I’m generally a “glass-half-full” kind of guy. I try to stay upbeat, positive and balanced in my approach to business and life. But even the most optimistic types have to wrestle with real world issues of work, family and life. Today was just beautiful here in North Texas. Over a plate lunch of Tex-Mex, I looked out through the restaurant window and noticed across the street a playground full of children, probably not more than 4 or 5 years old. They were playing, running, jumping and making full use of the slides, ladders, swings and merry-go-rounds. They were enjoying the day the way that only small children can. No worries about unemployment, the national debt, crime rates, tax credits, fuel prices or Afghanistan. I set my fork down, and for a few moments let my mind wander as I watched from a distance. Now, I don’t have clinical proof, but I could almost guarantee you that my heart rate slowed, my blood pressure dropped, and my mood improved dramatically just sitting there, as my mind drifted back to easier, more innocent times.
Maybe we could learn something from the children. I’m not the first person to make this observation. Robert Fulghum wrote a bestseller a few years ago titled, All I Really Need to Know I Learned in Kindergarten. In his book, Fulghum notes that wisdom is not taught in graduate schools, but on the “sand pile at Sunday School.” There we learn to share, play fair, don’t hit, put things back, don’t take what isn’t yours, say you’re sorry, wash your hands, flush, take naps, watch out for each other, hold hands and stick together.
It’s been noted that while we might know the cost of something, do we really know its value? We teach children all about reading, writing and arithmetic, but I think we could relearn from kids about sharing, caring and the Golden Rule. Perhaps monkey bars should be standard-issue equipment in business and government?

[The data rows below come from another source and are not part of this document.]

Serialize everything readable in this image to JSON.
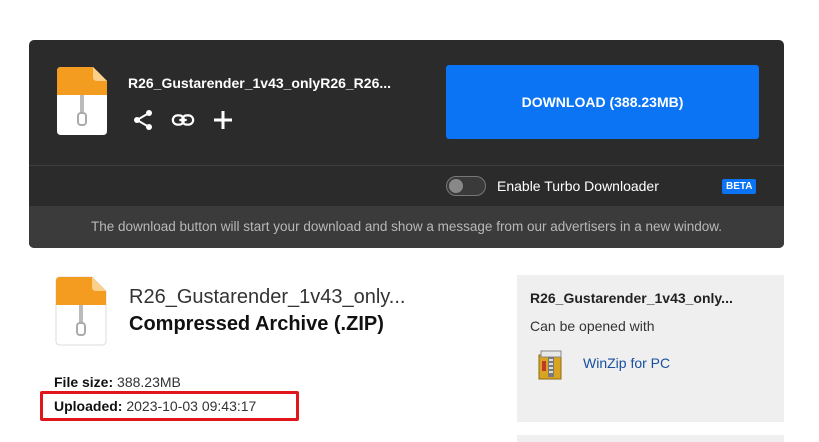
{
  "card": {
    "filename": "R26_Gustarender_1v43_onlyR26_R26...",
    "download_label": "DOWNLOAD (388.23MB)",
    "turbo_label": "Enable Turbo Downloader",
    "beta_badge": "BETA",
    "turbo_enabled": false,
    "notice": "The download button will start your download and show a message from our advertisers in a new window.",
    "actions": [
      "share-icon",
      "link-icon",
      "plus-icon"
    ]
  },
  "file": {
    "name": "R26_Gustarender_1v43_only...",
    "type": "Compressed Archive (.ZIP)",
    "size_label": "File size:",
    "size_value": "388.23MB",
    "uploaded_label": "Uploaded:",
    "uploaded_value": "2023-10-03 09:43:17"
  },
  "side": {
    "title": "R26_Gustarender_1v43_only...",
    "subtitle": "Can be opened with",
    "app_name": "WinZip for PC"
  },
  "colors": {
    "accent": "#0a74f5",
    "highlight": "#e0161b",
    "zip_orange": "#f39c1f"
  }
}
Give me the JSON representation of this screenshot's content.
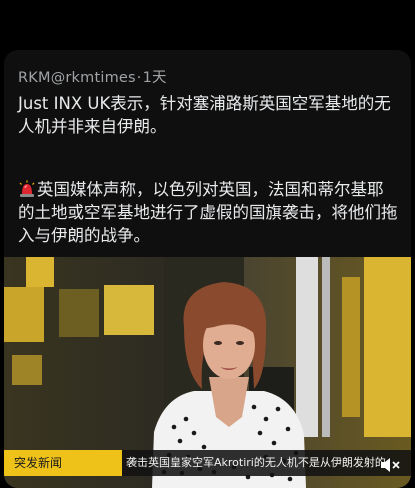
{
  "tweet": {
    "author_handle": "RKM@rkmtimes",
    "separator": "·",
    "time": "1天",
    "paragraph1": "Just INX UK表示，针对塞浦路斯英国空军基地的无人机并非来自伊朗。",
    "paragraph2": "英国媒体声称，以色列对英国，法国和蒂尔基耶的土地或空军基地进行了虚假的国旗袭击，将他们拖入与伊朗的战争。",
    "paragraph2_emoji": "police-light-icon"
  },
  "video": {
    "badge_label": "突发新闻",
    "ticker_text": "袭击英国皇家空军Akrotiri的无人机不是从伊朗发射的",
    "mute_icon": "speaker-muted-icon",
    "colors": {
      "badge": "#efc21a",
      "ticker_bg": "#121212"
    }
  }
}
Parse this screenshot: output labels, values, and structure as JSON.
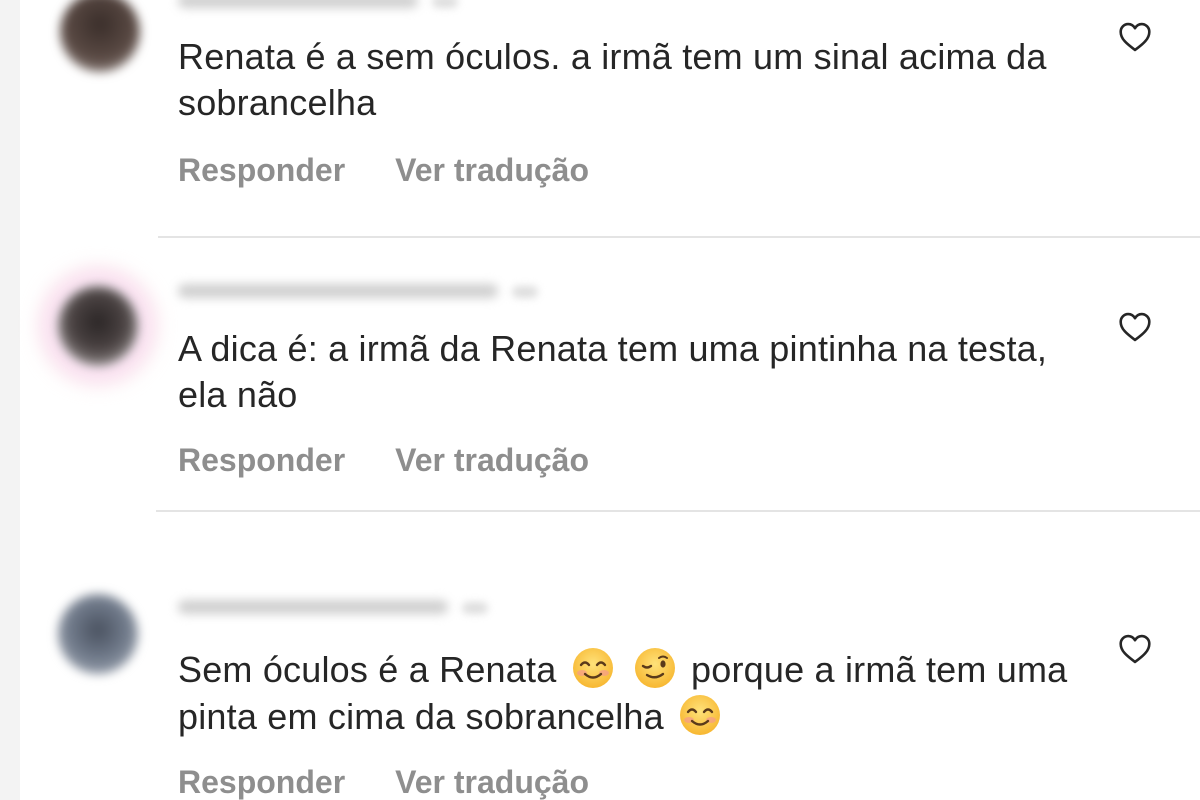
{
  "comments": [
    {
      "text": "Renata é a sem óculos. a irmã tem um sinal acima da sobrancelha",
      "reply_label": "Responder",
      "translate_label": "Ver tradução"
    },
    {
      "text": "A dica é: a irmã da Renata tem uma pintinha na testa, ela não",
      "reply_label": "Responder",
      "translate_label": "Ver tradução"
    },
    {
      "text_part1": "Sem óculos é a Renata",
      "emoji1": "smiling-face-with-smiling-eyes",
      "emoji2": "winking-face",
      "text_part2": "porque a irmã tem uma pinta em cima da sobrancelha",
      "emoji3": "smiling-face-with-smiling-eyes",
      "reply_label": "Responder",
      "translate_label": "Ver tradução"
    }
  ],
  "icons": {
    "like": "heart-outline-icon"
  },
  "colors": {
    "text": "#262626",
    "secondary_text": "#8e8e8e",
    "divider": "#e4e4e4"
  }
}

Christmas will be here shortly, and I hope that you and your family have a wonderful holiday season. The kids will soon be tearing through carefully arranged ribbons and bows in search of Santa’s treasures. Take time to let your mind wander back to happy times when all you really cared about was keeping up with the other kids on the playground.

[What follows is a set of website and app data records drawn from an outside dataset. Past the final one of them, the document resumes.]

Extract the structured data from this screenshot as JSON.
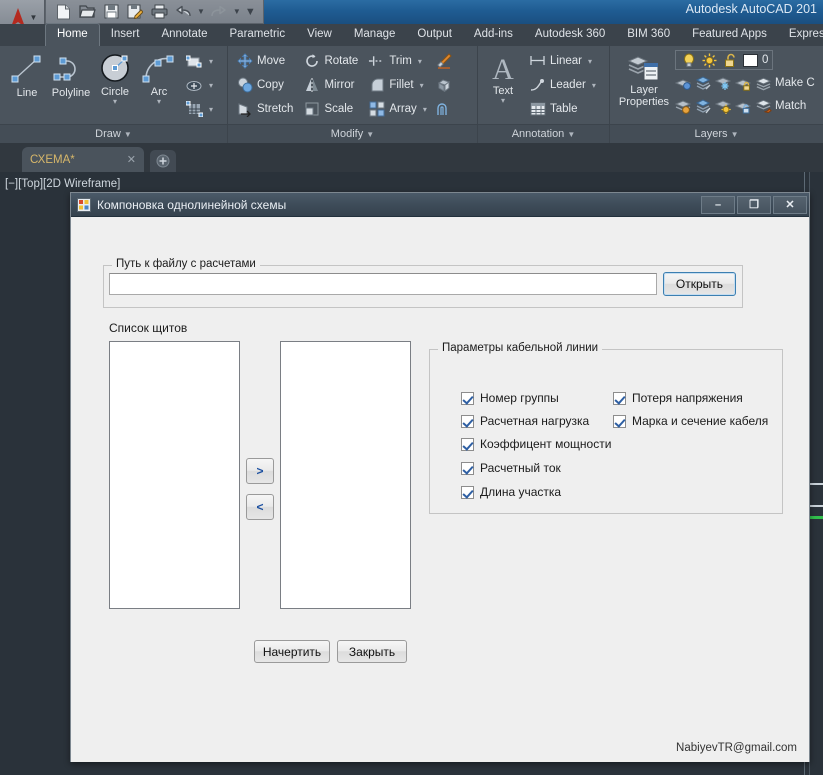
{
  "window": {
    "app_title": "Autodesk AutoCAD 201",
    "quick_access": [
      {
        "name": "new-icon",
        "label": "New"
      },
      {
        "name": "open-icon",
        "label": "Open"
      },
      {
        "name": "save-icon",
        "label": "Save"
      },
      {
        "name": "save-as-icon",
        "label": "Save As"
      },
      {
        "name": "plot-icon",
        "label": "Plot"
      },
      {
        "name": "undo-icon",
        "label": "Undo"
      },
      {
        "name": "undo-dropdown-icon",
        "label": "Undo options"
      },
      {
        "name": "redo-icon",
        "label": "Redo"
      },
      {
        "name": "redo-dropdown-icon",
        "label": "Redo options"
      },
      {
        "name": "qat-customize-icon",
        "label": "Customize Quick Access Toolbar"
      }
    ],
    "app_menu_icon": "autocad-a-icon"
  },
  "ribbon": {
    "tabs": [
      {
        "label": "Home",
        "active": true
      },
      {
        "label": "Insert",
        "active": false
      },
      {
        "label": "Annotate",
        "active": false
      },
      {
        "label": "Parametric",
        "active": false
      },
      {
        "label": "View",
        "active": false
      },
      {
        "label": "Manage",
        "active": false
      },
      {
        "label": "Output",
        "active": false
      },
      {
        "label": "Add-ins",
        "active": false
      },
      {
        "label": "Autodesk 360",
        "active": false
      },
      {
        "label": "BIM 360",
        "active": false
      },
      {
        "label": "Featured Apps",
        "active": false
      },
      {
        "label": "Express",
        "active": false
      }
    ],
    "panels": {
      "draw": {
        "label": "Draw",
        "items": [
          {
            "label": "Line",
            "icon": "line-icon"
          },
          {
            "label": "Polyline",
            "icon": "polyline-icon"
          },
          {
            "label": "Circle",
            "icon": "circle-icon",
            "caret": "▾"
          },
          {
            "label": "Arc",
            "icon": "arc-icon",
            "caret": "▾"
          }
        ],
        "small_items": [
          {
            "icon": "rectangle-icon",
            "caret": "▾"
          },
          {
            "icon": "ellipse-icon",
            "caret": "▾"
          },
          {
            "icon": "hatch-icon",
            "caret": "▾"
          }
        ]
      },
      "modify": {
        "label": "Modify",
        "col1": [
          {
            "label": "Move",
            "icon": "move-icon"
          },
          {
            "label": "Copy",
            "icon": "copy-icon"
          },
          {
            "label": "Stretch",
            "icon": "stretch-icon"
          }
        ],
        "col2": [
          {
            "label": "Rotate",
            "icon": "rotate-icon"
          },
          {
            "label": "Mirror",
            "icon": "mirror-icon"
          },
          {
            "label": "Scale",
            "icon": "scale-icon"
          }
        ],
        "col3": [
          {
            "label": "Trim",
            "icon": "trim-icon",
            "caret": "▾"
          },
          {
            "label": "Fillet",
            "icon": "fillet-icon",
            "caret": "▾"
          },
          {
            "label": "Array",
            "icon": "array-icon",
            "caret": "▾"
          }
        ],
        "col4": [
          {
            "icon": "match-properties-icon"
          },
          {
            "icon": "explode-icon"
          },
          {
            "icon": "offset-icon"
          }
        ]
      },
      "annotation": {
        "label": "Annotation",
        "big": {
          "label": "Text",
          "icon": "text-icon",
          "caret": "▾"
        },
        "items": [
          {
            "label": "Linear",
            "icon": "linear-dimension-icon",
            "caret": "▾"
          },
          {
            "label": "Leader",
            "icon": "leader-icon",
            "caret": "▾"
          },
          {
            "label": "Table",
            "icon": "table-icon"
          }
        ]
      },
      "layers": {
        "label": "Layers",
        "big": {
          "label": "Layer\nProperties",
          "line1": "Layer",
          "line2": "Properties",
          "icon": "layer-properties-icon"
        },
        "current_layer": "0",
        "status_icons": [
          {
            "icon": "lightbulb-icon"
          },
          {
            "icon": "sun-icon"
          },
          {
            "icon": "unlock-icon"
          }
        ],
        "row1_icons": [
          {
            "icon": "layer-isolate-icon"
          },
          {
            "icon": "layer-off-icon"
          },
          {
            "icon": "layer-freeze-icon"
          },
          {
            "icon": "layer-lock-icon"
          },
          {
            "icon": "layer-make-current-icon"
          }
        ],
        "row2_icons": [
          {
            "icon": "layer-unisolate-icon"
          },
          {
            "icon": "layer-turn-all-on-icon"
          },
          {
            "icon": "layer-thaw-all-icon"
          },
          {
            "icon": "layer-unlock-icon"
          },
          {
            "icon": "layer-match-icon"
          }
        ],
        "make_current_label": "Make C",
        "match_label": "Match"
      }
    }
  },
  "document": {
    "tab_label": "СХЕМА*",
    "tab_close": "✕",
    "new_tab": "+",
    "viewport_label": "[−][Top][2D Wireframe]"
  },
  "dialog": {
    "title": "Компоновка однолинейной схемы",
    "icon": "app-window-icon",
    "window_buttons": {
      "minimize": "–",
      "maximize": "❐",
      "close": "✕"
    },
    "file_group": {
      "legend": "Путь к файлу с расчетами",
      "path_value": "",
      "path_placeholder": "",
      "open_button": "Открыть"
    },
    "panels_section": {
      "caption": "Список щитов",
      "left_list_items": [],
      "right_list_items": [],
      "move_right_button": ">",
      "move_left_button": "<"
    },
    "cable_group": {
      "legend": "Параметры  кабельной линии",
      "left_checkboxes": [
        {
          "label": "Номер группы",
          "checked": true
        },
        {
          "label": "Расчетная нагрузка",
          "checked": true
        },
        {
          "label": "Коэффицент мощности",
          "checked": true
        },
        {
          "label": "Расчетный ток",
          "checked": true
        },
        {
          "label": "Длина участка",
          "checked": true
        }
      ],
      "right_checkboxes": [
        {
          "label": "Потеря напряжения",
          "checked": true
        },
        {
          "label": "Марка и сечение кабеля",
          "checked": true
        }
      ]
    },
    "actions": {
      "draw_button": "Начертить",
      "close_button": "Закрыть"
    },
    "footer_email": "NabiyevTR@gmail.com"
  },
  "colors": {
    "titlebar_blue": "#1f5c92",
    "ribbon_bg": "#4b545d",
    "canvas_bg": "#2a323a",
    "dialog_bg": "#efefef",
    "dialog_titlebar": "#3e4c59",
    "tab_text_gold": "#d7b76a",
    "accent_green": "#32c04d",
    "focus_blue": "#3c7fb1"
  }
}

It’s an honor to have served another year as the general manager of your electric cooperative. From all of us here at Farmers Electric Cooperative, Merry Christmas and Happy New Year!